Complicating the issue, transit ridership is down all over the country, including in the city of San Diego. But the mayor has also not delivered a long-promised transportation master plan, as well as millions of dollars of bike lanes throughout the city.
Recently, Faulconer acknowledged the challenge and importance of limiting tailpipe emissions from driving.
“We’re going to quickly turn our attention to transportation, knowing that’s the big next hill that we have to tackle,” he said, “and we are going to make sure that we have a plan and strategy for that.”
The city has also called for diverting 75 percent of all the solid waste from its landfills by 2020 by ramping up recycling and introducing a compositing program.
In 2015, San Diegans sent about 1.6 million tons of garbage to the landfill, diverting about 64 percent of total refuse. With a composting program yet to be introduced, the city still tosses about 1.6 million tons into the landfill, with a diversion rate last year of 66 percent, according to the progress report.
The tree canopy program has also yet to bloom, although efforts to catalog the city’s inventory of trees have started.
The climate plan calls for 15 percent of the city to be covered in trees, up from 13 percent today. However, to meet that target the city would need to plant roughly 150,000 new trees. Last year, it planted 307, according to the progress report.
“Nothing’s changed really,” said Anne Fege, chair of the Community Forest Advisory Board. “They have a small staff, and I’m working to try to make sure we have some funding.

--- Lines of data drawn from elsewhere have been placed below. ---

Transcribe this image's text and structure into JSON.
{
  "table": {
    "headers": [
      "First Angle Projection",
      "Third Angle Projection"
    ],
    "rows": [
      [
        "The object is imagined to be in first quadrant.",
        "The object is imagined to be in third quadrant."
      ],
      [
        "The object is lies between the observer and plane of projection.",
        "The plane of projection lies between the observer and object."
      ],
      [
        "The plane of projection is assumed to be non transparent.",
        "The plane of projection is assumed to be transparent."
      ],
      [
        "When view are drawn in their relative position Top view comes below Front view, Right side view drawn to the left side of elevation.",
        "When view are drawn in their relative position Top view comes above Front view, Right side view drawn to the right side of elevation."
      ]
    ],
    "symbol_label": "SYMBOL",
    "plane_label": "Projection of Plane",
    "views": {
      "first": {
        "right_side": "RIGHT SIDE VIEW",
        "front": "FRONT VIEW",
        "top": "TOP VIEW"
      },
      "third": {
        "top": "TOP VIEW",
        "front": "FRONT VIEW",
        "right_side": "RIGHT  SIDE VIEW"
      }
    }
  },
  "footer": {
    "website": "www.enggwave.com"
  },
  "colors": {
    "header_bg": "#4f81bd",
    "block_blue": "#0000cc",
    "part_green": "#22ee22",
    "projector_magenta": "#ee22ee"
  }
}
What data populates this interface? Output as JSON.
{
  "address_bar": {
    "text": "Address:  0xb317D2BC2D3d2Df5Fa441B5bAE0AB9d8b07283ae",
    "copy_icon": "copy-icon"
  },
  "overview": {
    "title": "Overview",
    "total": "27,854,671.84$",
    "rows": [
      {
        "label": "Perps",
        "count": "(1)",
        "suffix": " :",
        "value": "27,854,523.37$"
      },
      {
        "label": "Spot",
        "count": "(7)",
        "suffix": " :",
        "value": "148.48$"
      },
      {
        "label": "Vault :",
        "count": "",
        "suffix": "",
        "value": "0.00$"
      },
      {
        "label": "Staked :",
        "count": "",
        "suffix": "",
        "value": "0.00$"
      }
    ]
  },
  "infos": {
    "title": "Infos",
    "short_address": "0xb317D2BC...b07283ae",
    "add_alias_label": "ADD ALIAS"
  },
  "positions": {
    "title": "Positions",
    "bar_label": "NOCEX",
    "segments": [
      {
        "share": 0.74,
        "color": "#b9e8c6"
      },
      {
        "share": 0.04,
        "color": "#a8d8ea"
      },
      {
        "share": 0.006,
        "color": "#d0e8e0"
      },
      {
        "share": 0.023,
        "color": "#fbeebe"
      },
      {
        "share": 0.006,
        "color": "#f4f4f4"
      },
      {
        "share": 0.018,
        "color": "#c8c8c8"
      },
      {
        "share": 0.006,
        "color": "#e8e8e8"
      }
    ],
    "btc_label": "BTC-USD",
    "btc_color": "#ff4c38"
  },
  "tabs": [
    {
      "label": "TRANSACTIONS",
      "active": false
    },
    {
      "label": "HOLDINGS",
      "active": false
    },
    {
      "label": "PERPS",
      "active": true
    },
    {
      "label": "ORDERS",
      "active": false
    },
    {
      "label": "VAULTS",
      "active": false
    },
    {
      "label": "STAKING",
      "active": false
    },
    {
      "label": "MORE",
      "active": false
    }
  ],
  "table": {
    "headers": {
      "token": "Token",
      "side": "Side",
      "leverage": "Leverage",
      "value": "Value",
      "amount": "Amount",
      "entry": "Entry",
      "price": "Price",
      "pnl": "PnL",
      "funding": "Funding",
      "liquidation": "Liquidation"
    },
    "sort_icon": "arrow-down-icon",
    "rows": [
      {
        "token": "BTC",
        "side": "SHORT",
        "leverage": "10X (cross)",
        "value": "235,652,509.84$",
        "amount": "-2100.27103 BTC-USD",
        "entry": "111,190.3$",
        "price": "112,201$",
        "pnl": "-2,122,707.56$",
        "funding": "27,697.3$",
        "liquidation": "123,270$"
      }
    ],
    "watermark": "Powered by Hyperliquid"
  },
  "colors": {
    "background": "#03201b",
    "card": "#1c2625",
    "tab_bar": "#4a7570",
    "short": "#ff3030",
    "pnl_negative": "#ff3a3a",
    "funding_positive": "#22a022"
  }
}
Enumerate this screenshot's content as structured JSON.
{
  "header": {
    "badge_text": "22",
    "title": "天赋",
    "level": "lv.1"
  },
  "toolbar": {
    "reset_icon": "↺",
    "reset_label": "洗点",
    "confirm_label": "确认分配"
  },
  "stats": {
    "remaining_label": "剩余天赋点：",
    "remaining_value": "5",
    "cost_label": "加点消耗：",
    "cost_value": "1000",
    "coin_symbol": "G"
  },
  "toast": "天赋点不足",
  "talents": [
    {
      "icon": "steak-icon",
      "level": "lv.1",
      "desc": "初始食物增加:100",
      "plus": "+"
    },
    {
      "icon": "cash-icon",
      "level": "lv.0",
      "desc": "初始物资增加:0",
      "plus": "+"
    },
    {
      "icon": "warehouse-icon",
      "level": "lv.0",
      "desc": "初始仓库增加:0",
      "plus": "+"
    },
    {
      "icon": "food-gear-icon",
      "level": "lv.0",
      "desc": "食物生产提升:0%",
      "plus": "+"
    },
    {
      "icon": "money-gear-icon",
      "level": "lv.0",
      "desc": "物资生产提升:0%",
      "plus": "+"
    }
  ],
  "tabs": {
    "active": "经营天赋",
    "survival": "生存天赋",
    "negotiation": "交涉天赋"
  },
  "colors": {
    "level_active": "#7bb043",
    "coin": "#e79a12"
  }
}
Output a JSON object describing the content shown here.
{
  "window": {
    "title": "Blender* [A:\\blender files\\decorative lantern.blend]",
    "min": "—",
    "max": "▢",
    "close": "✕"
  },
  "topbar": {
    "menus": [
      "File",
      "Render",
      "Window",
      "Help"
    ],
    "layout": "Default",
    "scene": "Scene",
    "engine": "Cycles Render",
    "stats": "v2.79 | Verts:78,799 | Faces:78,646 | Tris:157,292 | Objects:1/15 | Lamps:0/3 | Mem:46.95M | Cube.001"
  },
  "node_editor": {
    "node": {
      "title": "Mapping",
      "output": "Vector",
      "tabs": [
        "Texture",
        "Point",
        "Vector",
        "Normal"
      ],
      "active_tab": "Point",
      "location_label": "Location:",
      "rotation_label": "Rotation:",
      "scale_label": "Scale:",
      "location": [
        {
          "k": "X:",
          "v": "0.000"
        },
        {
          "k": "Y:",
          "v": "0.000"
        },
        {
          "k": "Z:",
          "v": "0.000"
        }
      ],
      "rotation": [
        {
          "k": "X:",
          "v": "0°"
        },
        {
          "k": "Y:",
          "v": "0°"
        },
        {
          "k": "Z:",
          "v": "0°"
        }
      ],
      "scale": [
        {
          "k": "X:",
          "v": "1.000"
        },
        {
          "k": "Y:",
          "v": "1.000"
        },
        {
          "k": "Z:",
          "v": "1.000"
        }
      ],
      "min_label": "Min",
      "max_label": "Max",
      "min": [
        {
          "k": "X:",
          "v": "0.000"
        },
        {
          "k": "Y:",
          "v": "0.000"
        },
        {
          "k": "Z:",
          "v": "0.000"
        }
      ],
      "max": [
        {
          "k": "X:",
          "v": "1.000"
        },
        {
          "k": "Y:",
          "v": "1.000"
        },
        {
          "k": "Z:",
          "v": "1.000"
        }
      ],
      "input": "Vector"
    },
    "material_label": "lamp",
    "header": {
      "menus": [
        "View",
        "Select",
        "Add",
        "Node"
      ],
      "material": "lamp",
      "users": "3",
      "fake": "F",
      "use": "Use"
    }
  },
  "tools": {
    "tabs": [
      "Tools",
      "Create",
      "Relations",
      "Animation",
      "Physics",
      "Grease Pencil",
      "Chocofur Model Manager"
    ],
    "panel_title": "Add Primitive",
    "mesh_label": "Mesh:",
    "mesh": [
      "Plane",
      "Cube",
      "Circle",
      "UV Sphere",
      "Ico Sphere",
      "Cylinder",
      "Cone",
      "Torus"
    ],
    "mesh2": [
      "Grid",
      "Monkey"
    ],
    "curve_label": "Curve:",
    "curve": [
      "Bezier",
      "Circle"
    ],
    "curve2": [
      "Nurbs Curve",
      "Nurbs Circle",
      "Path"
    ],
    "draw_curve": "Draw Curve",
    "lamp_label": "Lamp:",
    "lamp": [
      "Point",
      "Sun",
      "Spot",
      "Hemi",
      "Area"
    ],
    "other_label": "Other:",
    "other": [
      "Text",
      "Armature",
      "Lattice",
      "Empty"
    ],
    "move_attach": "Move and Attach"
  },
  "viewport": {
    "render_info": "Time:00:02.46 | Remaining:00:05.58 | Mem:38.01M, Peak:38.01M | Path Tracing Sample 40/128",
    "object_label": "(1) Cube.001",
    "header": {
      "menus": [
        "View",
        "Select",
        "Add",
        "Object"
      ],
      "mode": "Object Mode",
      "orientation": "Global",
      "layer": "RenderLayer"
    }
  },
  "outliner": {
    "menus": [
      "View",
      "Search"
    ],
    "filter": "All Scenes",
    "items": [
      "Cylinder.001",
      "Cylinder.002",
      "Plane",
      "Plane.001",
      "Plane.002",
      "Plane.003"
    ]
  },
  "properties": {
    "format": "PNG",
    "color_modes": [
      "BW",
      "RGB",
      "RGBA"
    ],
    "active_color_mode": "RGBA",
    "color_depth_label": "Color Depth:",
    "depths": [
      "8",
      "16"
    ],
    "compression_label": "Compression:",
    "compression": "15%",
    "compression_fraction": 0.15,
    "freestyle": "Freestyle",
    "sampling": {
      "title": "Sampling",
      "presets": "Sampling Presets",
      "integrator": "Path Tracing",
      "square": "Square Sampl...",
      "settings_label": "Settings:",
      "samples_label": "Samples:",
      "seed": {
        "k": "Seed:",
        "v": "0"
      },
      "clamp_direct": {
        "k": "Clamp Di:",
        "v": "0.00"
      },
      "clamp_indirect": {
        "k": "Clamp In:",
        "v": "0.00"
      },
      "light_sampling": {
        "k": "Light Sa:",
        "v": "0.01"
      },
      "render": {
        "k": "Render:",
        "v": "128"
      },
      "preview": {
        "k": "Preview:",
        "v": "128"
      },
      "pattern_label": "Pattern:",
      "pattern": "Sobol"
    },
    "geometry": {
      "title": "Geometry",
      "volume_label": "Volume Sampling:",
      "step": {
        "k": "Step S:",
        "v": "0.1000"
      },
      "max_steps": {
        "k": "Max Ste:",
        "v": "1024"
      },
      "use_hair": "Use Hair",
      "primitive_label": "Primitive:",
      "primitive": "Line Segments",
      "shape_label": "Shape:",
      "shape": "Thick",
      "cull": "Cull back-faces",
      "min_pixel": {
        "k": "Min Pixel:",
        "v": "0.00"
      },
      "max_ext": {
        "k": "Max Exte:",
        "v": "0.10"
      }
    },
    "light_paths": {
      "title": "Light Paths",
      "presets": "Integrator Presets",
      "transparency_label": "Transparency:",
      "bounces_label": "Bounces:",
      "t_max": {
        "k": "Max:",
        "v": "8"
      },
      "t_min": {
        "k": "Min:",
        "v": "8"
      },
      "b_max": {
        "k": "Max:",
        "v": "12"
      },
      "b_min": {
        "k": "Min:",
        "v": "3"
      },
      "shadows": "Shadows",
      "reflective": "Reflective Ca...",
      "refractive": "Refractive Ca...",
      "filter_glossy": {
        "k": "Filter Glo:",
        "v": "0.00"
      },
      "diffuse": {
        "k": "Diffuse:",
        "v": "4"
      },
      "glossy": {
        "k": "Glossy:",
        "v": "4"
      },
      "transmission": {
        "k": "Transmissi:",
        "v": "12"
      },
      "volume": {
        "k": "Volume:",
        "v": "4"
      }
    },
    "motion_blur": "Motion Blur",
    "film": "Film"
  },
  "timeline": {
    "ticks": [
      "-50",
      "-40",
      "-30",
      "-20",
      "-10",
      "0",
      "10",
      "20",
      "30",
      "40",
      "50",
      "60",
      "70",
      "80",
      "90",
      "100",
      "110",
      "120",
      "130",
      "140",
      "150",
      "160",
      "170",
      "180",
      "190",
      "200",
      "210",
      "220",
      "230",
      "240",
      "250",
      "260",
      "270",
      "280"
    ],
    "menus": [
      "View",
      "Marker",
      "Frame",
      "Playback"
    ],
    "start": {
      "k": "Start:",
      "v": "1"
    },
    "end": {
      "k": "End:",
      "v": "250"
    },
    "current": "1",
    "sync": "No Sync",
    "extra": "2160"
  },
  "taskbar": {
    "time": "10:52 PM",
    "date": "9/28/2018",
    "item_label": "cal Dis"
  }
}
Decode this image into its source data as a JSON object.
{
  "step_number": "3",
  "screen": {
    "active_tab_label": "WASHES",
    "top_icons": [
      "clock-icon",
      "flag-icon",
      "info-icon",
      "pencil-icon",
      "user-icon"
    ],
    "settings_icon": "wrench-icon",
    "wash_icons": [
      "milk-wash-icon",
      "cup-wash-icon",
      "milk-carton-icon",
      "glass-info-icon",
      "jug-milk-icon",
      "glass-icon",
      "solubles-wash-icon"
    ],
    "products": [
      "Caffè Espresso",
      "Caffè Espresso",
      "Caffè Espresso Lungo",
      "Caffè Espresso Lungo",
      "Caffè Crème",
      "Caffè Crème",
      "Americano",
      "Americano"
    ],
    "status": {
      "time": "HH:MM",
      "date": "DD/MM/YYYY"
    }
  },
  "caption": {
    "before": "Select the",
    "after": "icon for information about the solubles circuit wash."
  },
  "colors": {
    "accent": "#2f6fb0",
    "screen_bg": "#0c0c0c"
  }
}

It continues, but it’s awfully slow. Really slow.”
Since approving the climate plan in 2015, the city has cut annual emissions by about 5 percent from about 10.8 million to 10.2 million metric tons of greenhouse gas.
The city’s progress report does not outline how many of these reductions came from local as opposed to state and federal programs, but it acknowledges that most of the heavy lifting has come from programs outside of its jurisdiction.
Despite limited progress, the city has already met its greenhouse gas reduction goals through the end of Mayor Faulconer’s term in 2020.
In fact, the city met that benchmark before the plan was approved three years ago.
Specifically, the plan calls for a 15 percent reduction in climate emissions below 2010 levels by 2020 — a metric similar to the state’s target of reducing emissions to 1990 level by 2020.
When the climate plan was inked, the city had already experienced a 19 percent reduction in emissions below the 2010 benchmark, according to calculations in the document.
While that’s due in part to California’s tough environmental laws, it’s also because of inaccurate projections from the San Diego Association of Governments that were used in the climate plan.
As a result the city has taken credit for what appears on paper to be a massive reduction in driving, while in fact the number of cars and trucks on the road have actually increased dramatically.
Faulconer’s team said the city relied on the best available data when it adopted the plan, and they don’t plan to change the accounting flaw.
Still, this may not matter for Faulconer, once considered as a possible Republican candidate for governor.
The recently called for creation of a community choice program could help refurbish his image as environmentally conscious conservative in the vein of former Governor Arnold Schwarzenegger. In fact, Faulconer joined the famous Hollywood actor in Los Angeles on Thursday for a discussion of efforts to combat climate change before returning to San Diego to announce his support for the government-run energy program.
“Mayor Faulconer has put this plan into action by adopting it, making it legally enforceable and keeping San Diego at the forefront of global climate action leadership,” said Assemblyman and former City Councilman Todd Gloria at the mayor’s press event on Thursday.
San Diego Failed To Reduce Carbon Footprint In 2017, by Joshua Emerson Smith, The San Diego Union-Tribune, October 27, 2018.